Information given Start Marker

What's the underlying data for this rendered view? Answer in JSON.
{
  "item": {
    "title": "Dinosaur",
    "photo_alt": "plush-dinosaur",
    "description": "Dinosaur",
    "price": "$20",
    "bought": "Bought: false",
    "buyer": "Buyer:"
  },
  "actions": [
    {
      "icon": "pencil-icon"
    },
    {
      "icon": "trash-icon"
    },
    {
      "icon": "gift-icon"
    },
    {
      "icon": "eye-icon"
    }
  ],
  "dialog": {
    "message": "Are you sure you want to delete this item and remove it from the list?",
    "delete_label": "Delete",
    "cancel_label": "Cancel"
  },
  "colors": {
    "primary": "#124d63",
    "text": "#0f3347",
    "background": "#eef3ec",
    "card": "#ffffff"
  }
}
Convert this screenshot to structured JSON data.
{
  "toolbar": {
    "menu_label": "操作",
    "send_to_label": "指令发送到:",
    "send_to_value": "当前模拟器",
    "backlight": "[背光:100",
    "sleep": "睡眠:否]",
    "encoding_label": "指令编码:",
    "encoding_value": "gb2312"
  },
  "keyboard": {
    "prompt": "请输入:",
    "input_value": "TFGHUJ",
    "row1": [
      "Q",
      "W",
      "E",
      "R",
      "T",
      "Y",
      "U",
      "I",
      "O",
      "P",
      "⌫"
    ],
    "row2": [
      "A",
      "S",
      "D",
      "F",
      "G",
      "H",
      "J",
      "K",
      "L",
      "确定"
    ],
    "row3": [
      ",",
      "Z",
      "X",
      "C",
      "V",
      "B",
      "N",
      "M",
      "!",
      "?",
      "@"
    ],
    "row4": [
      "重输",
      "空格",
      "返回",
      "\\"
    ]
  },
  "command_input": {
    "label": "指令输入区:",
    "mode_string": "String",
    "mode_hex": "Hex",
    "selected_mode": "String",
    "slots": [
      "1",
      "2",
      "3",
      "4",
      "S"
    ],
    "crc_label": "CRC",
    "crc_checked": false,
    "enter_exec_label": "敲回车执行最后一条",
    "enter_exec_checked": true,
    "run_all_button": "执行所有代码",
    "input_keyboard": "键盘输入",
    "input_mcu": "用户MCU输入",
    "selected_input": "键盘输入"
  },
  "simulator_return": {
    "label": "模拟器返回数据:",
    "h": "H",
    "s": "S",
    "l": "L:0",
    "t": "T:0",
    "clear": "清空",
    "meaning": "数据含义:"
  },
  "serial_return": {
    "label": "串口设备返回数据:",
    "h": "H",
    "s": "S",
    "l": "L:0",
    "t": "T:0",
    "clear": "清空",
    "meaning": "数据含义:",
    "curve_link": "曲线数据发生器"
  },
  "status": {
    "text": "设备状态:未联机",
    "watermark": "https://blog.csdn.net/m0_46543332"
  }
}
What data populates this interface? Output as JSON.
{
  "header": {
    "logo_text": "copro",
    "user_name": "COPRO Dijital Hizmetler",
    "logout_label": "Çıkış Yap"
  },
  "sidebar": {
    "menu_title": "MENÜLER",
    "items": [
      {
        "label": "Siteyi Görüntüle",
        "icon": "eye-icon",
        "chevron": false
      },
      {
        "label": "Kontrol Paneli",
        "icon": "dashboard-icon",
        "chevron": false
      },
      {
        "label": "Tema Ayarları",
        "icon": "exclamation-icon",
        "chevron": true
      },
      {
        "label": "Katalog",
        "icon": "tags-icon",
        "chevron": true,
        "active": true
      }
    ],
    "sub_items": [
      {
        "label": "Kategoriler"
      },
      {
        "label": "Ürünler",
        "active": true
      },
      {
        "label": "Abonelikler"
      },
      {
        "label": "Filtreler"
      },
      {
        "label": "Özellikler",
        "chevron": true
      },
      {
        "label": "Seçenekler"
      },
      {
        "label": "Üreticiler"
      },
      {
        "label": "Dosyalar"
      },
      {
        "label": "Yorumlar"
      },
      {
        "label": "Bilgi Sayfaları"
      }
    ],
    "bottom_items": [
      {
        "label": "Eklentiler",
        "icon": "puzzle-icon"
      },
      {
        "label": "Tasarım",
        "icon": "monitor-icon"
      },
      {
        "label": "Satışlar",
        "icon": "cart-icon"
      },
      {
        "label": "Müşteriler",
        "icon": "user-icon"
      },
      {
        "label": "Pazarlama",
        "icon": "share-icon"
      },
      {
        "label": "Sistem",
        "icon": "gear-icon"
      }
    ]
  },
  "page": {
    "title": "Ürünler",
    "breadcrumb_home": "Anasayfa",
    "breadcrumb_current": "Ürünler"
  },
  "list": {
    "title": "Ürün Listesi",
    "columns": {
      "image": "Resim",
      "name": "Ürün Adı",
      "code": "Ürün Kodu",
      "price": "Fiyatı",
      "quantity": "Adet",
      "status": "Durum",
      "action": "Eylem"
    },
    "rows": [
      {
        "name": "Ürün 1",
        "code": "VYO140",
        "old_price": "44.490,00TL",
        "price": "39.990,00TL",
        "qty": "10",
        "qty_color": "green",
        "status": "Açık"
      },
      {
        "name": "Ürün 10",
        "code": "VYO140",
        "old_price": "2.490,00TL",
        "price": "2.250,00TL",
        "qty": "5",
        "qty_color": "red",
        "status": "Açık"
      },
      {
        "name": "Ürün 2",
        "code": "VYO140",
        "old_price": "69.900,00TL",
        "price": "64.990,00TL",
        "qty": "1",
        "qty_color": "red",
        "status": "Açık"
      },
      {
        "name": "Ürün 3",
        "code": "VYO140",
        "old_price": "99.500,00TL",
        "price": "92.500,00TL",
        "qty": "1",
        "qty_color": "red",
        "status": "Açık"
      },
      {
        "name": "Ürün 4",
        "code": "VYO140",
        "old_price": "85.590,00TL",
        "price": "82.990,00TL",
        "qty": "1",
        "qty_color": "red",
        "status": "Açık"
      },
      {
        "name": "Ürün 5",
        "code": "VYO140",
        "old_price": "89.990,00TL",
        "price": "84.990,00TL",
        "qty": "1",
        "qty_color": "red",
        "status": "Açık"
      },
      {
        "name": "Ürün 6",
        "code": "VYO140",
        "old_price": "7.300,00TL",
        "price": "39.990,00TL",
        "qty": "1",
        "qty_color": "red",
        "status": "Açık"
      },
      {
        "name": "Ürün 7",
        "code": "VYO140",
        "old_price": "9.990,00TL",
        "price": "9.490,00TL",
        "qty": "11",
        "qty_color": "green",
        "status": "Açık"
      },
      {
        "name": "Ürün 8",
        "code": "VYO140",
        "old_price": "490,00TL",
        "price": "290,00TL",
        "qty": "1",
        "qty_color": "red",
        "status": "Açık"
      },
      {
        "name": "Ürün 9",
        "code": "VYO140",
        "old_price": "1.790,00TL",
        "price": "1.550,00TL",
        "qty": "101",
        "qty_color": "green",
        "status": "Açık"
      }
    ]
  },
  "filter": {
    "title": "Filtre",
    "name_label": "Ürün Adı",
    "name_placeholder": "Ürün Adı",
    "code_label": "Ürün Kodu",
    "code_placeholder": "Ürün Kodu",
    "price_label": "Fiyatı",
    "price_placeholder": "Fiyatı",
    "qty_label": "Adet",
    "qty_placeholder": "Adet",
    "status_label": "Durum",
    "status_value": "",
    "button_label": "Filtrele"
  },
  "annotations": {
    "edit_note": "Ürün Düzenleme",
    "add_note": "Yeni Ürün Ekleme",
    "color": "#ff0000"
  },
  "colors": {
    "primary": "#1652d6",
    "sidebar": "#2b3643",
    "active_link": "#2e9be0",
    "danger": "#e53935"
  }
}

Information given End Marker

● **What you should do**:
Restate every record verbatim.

● **Problem solution**:
What's the underlying data for this rendered view? Answer in JSON.
{
  "item": {
    "title": "Dinosaur",
    "photo_alt": "plush-dinosaur",
    "description": "Dinosaur",
    "price": "$20",
    "bought": "Bought: false",
    "buyer": "Buyer:"
  },
  "actions": [
    {
      "icon": "pencil-icon"
    },
    {
      "icon": "trash-icon"
    },
    {
      "icon": "gift-icon"
    },
    {
      "icon": "eye-icon"
    }
  ],
  "dialog": {
    "message": "Are you sure you want to delete this item and remove it from the list?",
    "delete_label": "Delete",
    "cancel_label": "Cancel"
  },
  "colors": {
    "primary": "#124d63",
    "text": "#0f3347",
    "background": "#eef3ec",
    "card": "#ffffff"
  }
}
Convert this screenshot to structured JSON data.
{
  "toolbar": {
    "menu_label": "操作",
    "send_to_label": "指令发送到:",
    "send_to_value": "当前模拟器",
    "backlight": "[背光:100",
    "sleep": "睡眠:否]",
    "encoding_label": "指令编码:",
    "encoding_value": "gb2312"
  },
  "keyboard": {
    "prompt": "请输入:",
    "input_value": "TFGHUJ",
    "row1": [
      "Q",
      "W",
      "E",
      "R",
      "T",
      "Y",
      "U",
      "I",
      "O",
      "P",
      "⌫"
    ],
    "row2": [
      "A",
      "S",
      "D",
      "F",
      "G",
      "H",
      "J",
      "K",
      "L",
      "确定"
    ],
    "row3": [
      ",",
      "Z",
      "X",
      "C",
      "V",
      "B",
      "N",
      "M",
      "!",
      "?",
      "@"
    ],
    "row4": [
      "重输",
      "空格",
      "返回",
      "\\"
    ]
  },
  "command_input": {
    "label": "指令输入区:",
    "mode_string": "String",
    "mode_hex": "Hex",
    "selected_mode": "String",
    "slots": [
      "1",
      "2",
      "3",
      "4",
      "S"
    ],
    "crc_label": "CRC",
    "crc_checked": false,
    "enter_exec_label": "敲回车执行最后一条",
    "enter_exec_checked": true,
    "run_all_button": "执行所有代码",
    "input_keyboard": "键盘输入",
    "input_mcu": "用户MCU输入",
    "selected_input": "键盘输入"
  },
  "simulator_return": {
    "label": "模拟器返回数据:",
    "h": "H",
    "s": "S",
    "l": "L:0",
    "t": "T:0",
    "clear": "清空",
    "meaning": "数据含义:"
  },
  "serial_return": {
    "label": "串口设备返回数据:",
    "h": "H",
    "s": "S",
    "l": "L:0",
    "t": "T:0",
    "clear": "清空",
    "meaning": "数据含义:",
    "curve_link": "曲线数据发生器"
  },
  "status": {
    "text": "设备状态:未联机",
    "watermark": "https://blog.csdn.net/m0_46543332"
  }
}
What data populates this interface? Output as JSON.
{
  "header": {
    "logo_text": "copro",
    "user_name": "COPRO Dijital Hizmetler",
    "logout_label": "Çıkış Yap"
  },
  "sidebar": {
    "menu_title": "MENÜLER",
    "items": [
      {
        "label": "Siteyi Görüntüle",
        "icon": "eye-icon",
        "chevron": false
      },
      {
        "label": "Kontrol Paneli",
        "icon": "dashboard-icon",
        "chevron": false
      },
      {
        "label": "Tema Ayarları",
        "icon": "exclamation-icon",
        "chevron": true
      },
      {
        "label": "Katalog",
        "icon": "tags-icon",
        "chevron": true,
        "active": true
      }
    ],
    "sub_items": [
      {
        "label": "Kategoriler"
      },
      {
        "label": "Ürünler",
        "active": true
      },
      {
        "label": "Abonelikler"
      },
      {
        "label": "Filtreler"
      },
      {
        "label": "Özellikler",
        "chevron": true
      },
      {
        "label": "Seçenekler"
      },
      {
        "label": "Üreticiler"
      },
      {
        "label": "Dosyalar"
      },
      {
        "label": "Yorumlar"
      },
      {
        "label": "Bilgi Sayfaları"
      }
    ],
    "bottom_items": [
      {
        "label": "Eklentiler",
        "icon": "puzzle-icon"
      },
      {
        "label": "Tasarım",
        "icon": "monitor-icon"
      },
      {
        "label": "Satışlar",
        "icon": "cart-icon"
      },
      {
        "label": "Müşteriler",
        "icon": "user-icon"
      },
      {
        "label": "Pazarlama",
        "icon": "share-icon"
      },
      {
        "label": "Sistem",
        "icon": "gear-icon"
      }
    ]
  },
  "page": {
    "title": "Ürünler",
    "breadcrumb_home": "Anasayfa",
    "breadcrumb_current": "Ürünler"
  },
  "list": {
    "title": "Ürün Listesi",
    "columns": {
      "image": "Resim",
      "name": "Ürün Adı",
      "code": "Ürün Kodu",
      "price": "Fiyatı",
      "quantity": "Adet",
      "status": "Durum",
      "action": "Eylem"
    },
    "rows": [
      {
        "name": "Ürün 1",
        "code": "VYO140",
        "old_price": "44.490,00TL",
        "price": "39.990,00TL",
        "qty": "10",
        "qty_color": "green",
        "status": "Açık"
      },
      {
        "name": "Ürün 10",
        "code": "VYO140",
        "old_price": "2.490,00TL",
        "price": "2.250,00TL",
        "qty": "5",
        "qty_color": "red",
        "status": "Açık"
      },
      {
        "name": "Ürün 2",
        "code": "VYO140",
        "old_price": "69.900,00TL",
        "price": "64.990,00TL",
        "qty": "1",
        "qty_color": "red",
        "status": "Açık"
      },
      {
        "name": "Ürün 3",
        "code": "VYO140",
        "old_price": "99.500,00TL",
        "price": "92.500,00TL",
        "qty": "1",
        "qty_color": "red",
        "status": "Açık"
      },
      {
        "name": "Ürün 4",
        "code": "VYO140",
        "old_price": "85.590,00TL",
        "price": "82.990,00TL",
        "qty": "1",
        "qty_color": "red",
        "status": "Açık"
      },
      {
        "name": "Ürün 5",
        "code": "VYO140",
        "old_price": "89.990,00TL",
        "price": "84.990,00TL",
        "qty": "1",
        "qty_color": "red",
        "status": "Açık"
      },
      {
        "name": "Ürün 6",
        "code": "VYO140",
        "old_price": "7.300,00TL",
        "price": "39.990,00TL",
        "qty": "1",
        "qty_color": "red",
        "status": "Açık"
      },
      {
        "name": "Ürün 7",
        "code": "VYO140",
        "old_price": "9.990,00TL",
        "price": "9.490,00TL",
        "qty": "11",
        "qty_color": "green",
        "status": "Açık"
      },
      {
        "name": "Ürün 8",
        "code": "VYO140",
        "old_price": "490,00TL",
        "price": "290,00TL",
        "qty": "1",
        "qty_color": "red",
        "status": "Açık"
      },
      {
        "name": "Ürün 9",
        "code": "VYO140",
        "old_price": "1.790,00TL",
        "price": "1.550,00TL",
        "qty": "101",
        "qty_color": "green",
        "status": "Açık"
      }
    ]
  },
  "filter": {
    "title": "Filtre",
    "name_label": "Ürün Adı",
    "name_placeholder": "Ürün Adı",
    "code_label": "Ürün Kodu",
    "code_placeholder": "Ürün Kodu",
    "price_label": "Fiyatı",
    "price_placeholder": "Fiyatı",
    "qty_label": "Adet",
    "qty_placeholder": "Adet",
    "status_label": "Durum",
    "status_value": "",
    "button_label": "Filtrele"
  },
  "annotations": {
    "edit_note": "Ürün Düzenleme",
    "add_note": "Yeni Ürün Ekleme",
    "color": "#ff0000"
  },
  "colors": {
    "primary": "#1652d6",
    "sidebar": "#2b3643",
    "active_link": "#2e9be0",
    "danger": "#e53935"
  }
}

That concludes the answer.